Hosea 14:4 I will heal their apostasy; I will love them freely, for my anger has turned from them. God has unlimited capacity for emotion. Just as He has unlimited anger and wrath, He also has unlimited grace and mercy. Our tendency to wander off from our shepherd is like a disease of the soul, but YHWH promises to heal us of this disease. Like the truly good shepherd who may grow weary and even angry with wandering sheep, He still does the holy right thing by turning from the anger to gather those sheep back to Himself. Even though we find salvation, when we wander He promises to remain faithful and seek our return. We can receive healing.
Hosea 14:5-6 I will be like the dew to Israel; he shall blossom like the lily; he shall take root like the trees of Lebanon; his shoots shall spread out; his beauty shall be like the olive, and his fragrance like Lebanon. Dew comes with the dawn and represents cleansing, refreshing, and reinvigoration of life. Here God is promising to be the source of life to Israel and, by extension through Christ, all the children of Abraham who believe in YHWH whether born Jewish or adopted as gentile Christians. The dew seems to represent eternal life in much the same way John refers to the Water of Life (Rev 22:17). What could be more fragrant to the soul than such refreshment?
Hosea 14:7 They shall return and dwell beneath my shadow; they shall flourish like the grain; they shall blossom like the vine; their fame shall be like the wine of Lebanon. The promise is clarified here. Believers will come and dwell in the presence of God (Rev 22:3). In the meanwhile the number of believers will grow and be extensions of the vine (Jn 15:5).
Hosea 14:8 O Ephraim, what have I to do with idols? It is I who answer and look after you. I am like an evergreen cypress; from me comes your fruit.

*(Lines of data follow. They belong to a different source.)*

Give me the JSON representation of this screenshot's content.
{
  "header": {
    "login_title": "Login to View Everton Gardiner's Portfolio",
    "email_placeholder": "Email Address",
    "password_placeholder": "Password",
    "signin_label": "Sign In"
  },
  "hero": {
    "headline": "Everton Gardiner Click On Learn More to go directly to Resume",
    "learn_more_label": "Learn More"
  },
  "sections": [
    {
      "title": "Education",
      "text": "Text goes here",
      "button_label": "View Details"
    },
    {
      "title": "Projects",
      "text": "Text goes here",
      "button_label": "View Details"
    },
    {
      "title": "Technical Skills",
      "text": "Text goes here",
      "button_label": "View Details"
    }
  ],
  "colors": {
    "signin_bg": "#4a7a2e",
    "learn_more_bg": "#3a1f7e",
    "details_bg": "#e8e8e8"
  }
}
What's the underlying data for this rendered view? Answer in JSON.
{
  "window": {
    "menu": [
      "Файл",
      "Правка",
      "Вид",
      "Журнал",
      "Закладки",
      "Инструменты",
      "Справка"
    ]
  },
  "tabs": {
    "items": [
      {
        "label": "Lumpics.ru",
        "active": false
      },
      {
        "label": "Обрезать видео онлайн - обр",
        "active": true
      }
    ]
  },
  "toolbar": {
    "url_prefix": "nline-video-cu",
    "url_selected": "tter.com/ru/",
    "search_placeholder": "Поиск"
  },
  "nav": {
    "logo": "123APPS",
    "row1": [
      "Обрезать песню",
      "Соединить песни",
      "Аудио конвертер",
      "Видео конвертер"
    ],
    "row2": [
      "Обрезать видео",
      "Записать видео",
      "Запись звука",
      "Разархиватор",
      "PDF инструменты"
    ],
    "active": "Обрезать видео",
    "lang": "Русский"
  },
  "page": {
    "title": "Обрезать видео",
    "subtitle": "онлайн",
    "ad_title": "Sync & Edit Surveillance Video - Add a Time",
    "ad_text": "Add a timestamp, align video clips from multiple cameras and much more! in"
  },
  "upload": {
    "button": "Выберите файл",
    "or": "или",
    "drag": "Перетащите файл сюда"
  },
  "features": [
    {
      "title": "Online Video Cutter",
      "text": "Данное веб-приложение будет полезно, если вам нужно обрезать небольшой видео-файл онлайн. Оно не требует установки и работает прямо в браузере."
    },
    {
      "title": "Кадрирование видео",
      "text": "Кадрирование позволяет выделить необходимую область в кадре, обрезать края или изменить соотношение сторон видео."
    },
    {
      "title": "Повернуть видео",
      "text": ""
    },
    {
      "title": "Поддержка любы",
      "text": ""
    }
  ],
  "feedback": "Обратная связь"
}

Returning to the earlier theme, God once again reminds us that He has nothing to do with idols. He reminds us it is Him alone who is our shepherd and it is He alone to whom we should give praise and worship. His comparison to the evergreen illustrates His perpetual solidity. He tells us that it is through Him alone we bare any good fruit (Gal 5:16-26).
Hosea 14:9 Whoever is wise, let him understand these things; whoever is discerning, let him know them; for the ways of the Lord are right, and the upright walk in them, but transgressors stumble in them. Hosea ends with a word of cautionary hope. The caution is to be wise, for those who refuse to admit God is God and submit to His divine authority will stumble on His words. They won’t understand and will be combative toward Him. Strife isn’t of God, but from disharmony with God’s Will. The wise will hear. The wise will listen attentively to God and trust Him to be right. Beyond admission and submission, the hearing trusting believer will commit himself to doing whatever God asks of them. To be a witness of this good news must compel a person to testify through word and deed. If you know the Good News, you must let others know (Mt 5:14). It isn’t just words, it’s a way of life – eternal life.